### EXERCISE REQUIREMENTS
Across the entries below, please work out how many lines contain the string "JSON" and give only the number.

Page and application data records:
Segment Open

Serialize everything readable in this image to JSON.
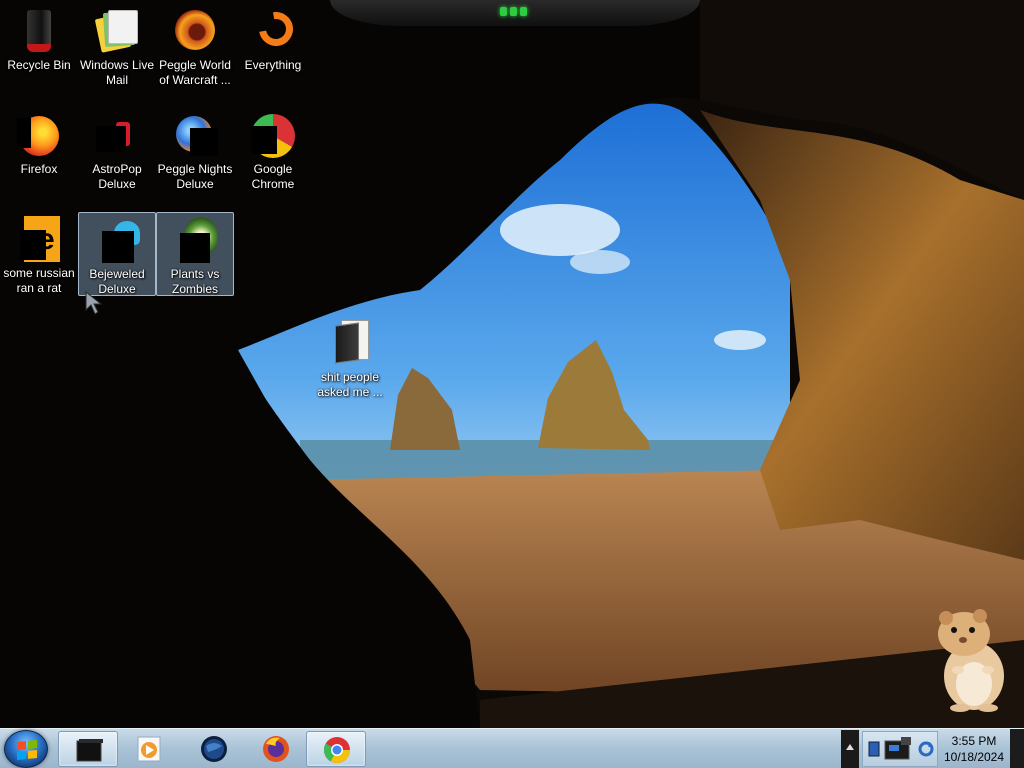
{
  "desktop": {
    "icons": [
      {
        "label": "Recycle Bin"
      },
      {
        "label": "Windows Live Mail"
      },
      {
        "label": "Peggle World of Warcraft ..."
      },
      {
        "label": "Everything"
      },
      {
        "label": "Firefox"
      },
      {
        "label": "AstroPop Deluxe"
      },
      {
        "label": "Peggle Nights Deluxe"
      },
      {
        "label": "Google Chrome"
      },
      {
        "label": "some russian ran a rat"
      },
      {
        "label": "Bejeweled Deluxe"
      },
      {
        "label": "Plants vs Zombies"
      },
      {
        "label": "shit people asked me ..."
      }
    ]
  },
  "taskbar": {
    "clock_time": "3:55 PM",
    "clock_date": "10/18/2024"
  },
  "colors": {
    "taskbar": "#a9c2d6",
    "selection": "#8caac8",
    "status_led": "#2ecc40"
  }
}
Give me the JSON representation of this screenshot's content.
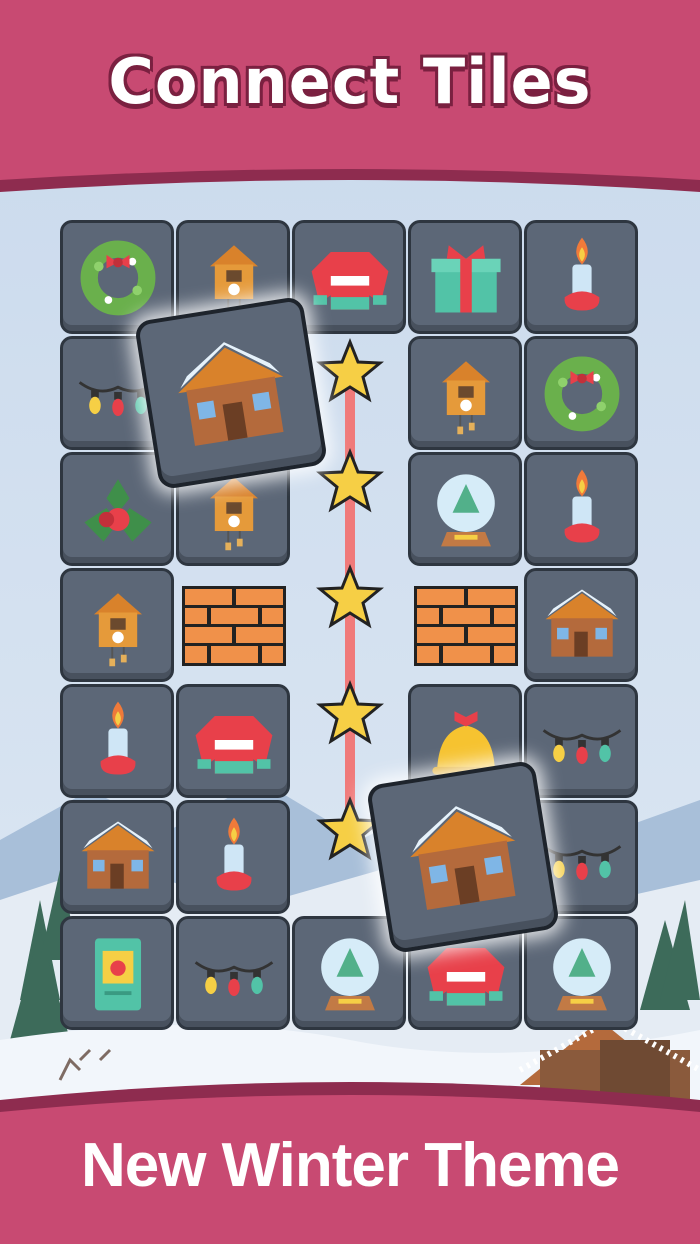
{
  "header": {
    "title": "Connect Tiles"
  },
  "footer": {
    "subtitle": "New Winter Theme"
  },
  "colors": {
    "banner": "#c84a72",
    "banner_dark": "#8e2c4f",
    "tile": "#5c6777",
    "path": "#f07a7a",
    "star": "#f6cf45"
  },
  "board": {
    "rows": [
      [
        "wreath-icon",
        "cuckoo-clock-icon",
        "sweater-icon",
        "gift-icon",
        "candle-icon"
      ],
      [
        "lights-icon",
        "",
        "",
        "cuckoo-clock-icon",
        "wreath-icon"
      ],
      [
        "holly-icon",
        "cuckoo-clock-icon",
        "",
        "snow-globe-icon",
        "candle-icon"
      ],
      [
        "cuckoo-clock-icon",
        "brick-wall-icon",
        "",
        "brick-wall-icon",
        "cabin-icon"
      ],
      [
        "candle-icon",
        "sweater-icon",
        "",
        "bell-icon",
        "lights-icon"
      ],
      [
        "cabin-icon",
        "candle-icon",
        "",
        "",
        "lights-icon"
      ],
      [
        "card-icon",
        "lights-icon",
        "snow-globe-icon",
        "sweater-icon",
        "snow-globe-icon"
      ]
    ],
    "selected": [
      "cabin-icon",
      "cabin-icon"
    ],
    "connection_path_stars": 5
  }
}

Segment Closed
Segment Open

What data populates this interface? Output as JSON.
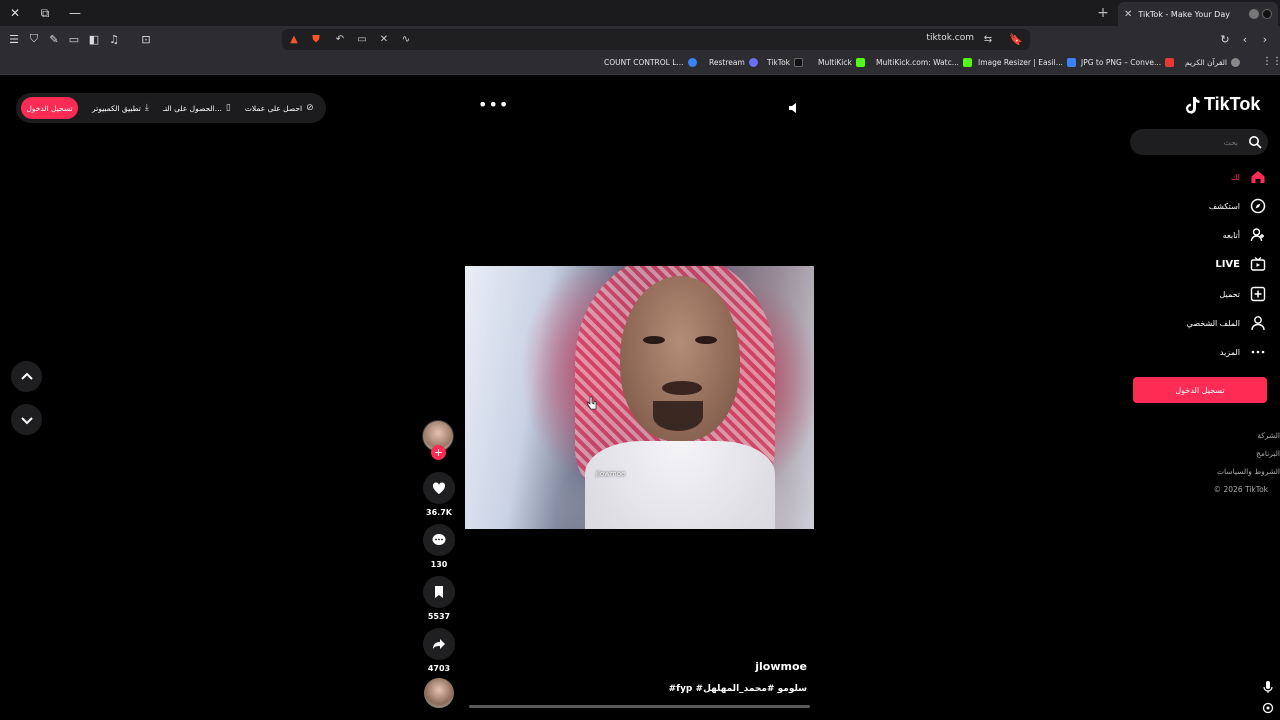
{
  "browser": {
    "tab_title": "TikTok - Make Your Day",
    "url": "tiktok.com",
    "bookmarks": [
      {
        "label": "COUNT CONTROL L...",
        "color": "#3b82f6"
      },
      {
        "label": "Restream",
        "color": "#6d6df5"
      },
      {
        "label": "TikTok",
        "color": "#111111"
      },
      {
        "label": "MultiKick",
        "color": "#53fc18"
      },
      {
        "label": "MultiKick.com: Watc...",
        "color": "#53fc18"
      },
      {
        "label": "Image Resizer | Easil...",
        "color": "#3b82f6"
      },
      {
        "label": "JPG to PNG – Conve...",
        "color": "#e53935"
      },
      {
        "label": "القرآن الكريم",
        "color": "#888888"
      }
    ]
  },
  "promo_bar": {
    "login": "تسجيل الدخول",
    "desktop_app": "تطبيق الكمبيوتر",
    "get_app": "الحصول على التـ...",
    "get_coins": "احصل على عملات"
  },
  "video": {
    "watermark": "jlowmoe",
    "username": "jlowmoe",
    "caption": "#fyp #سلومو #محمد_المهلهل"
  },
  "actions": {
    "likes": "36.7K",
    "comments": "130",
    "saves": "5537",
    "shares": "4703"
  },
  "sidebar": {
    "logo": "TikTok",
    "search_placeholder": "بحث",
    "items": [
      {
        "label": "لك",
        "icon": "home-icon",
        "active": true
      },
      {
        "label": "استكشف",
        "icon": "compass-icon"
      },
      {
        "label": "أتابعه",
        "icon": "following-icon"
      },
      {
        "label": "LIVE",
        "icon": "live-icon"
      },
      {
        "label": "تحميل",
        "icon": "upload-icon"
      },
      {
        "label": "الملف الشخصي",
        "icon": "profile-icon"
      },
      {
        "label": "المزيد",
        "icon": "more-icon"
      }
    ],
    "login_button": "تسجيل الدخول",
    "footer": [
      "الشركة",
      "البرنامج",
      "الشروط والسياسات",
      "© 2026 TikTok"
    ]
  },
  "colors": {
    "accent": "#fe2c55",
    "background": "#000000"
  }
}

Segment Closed

### ANSWER SPACE
3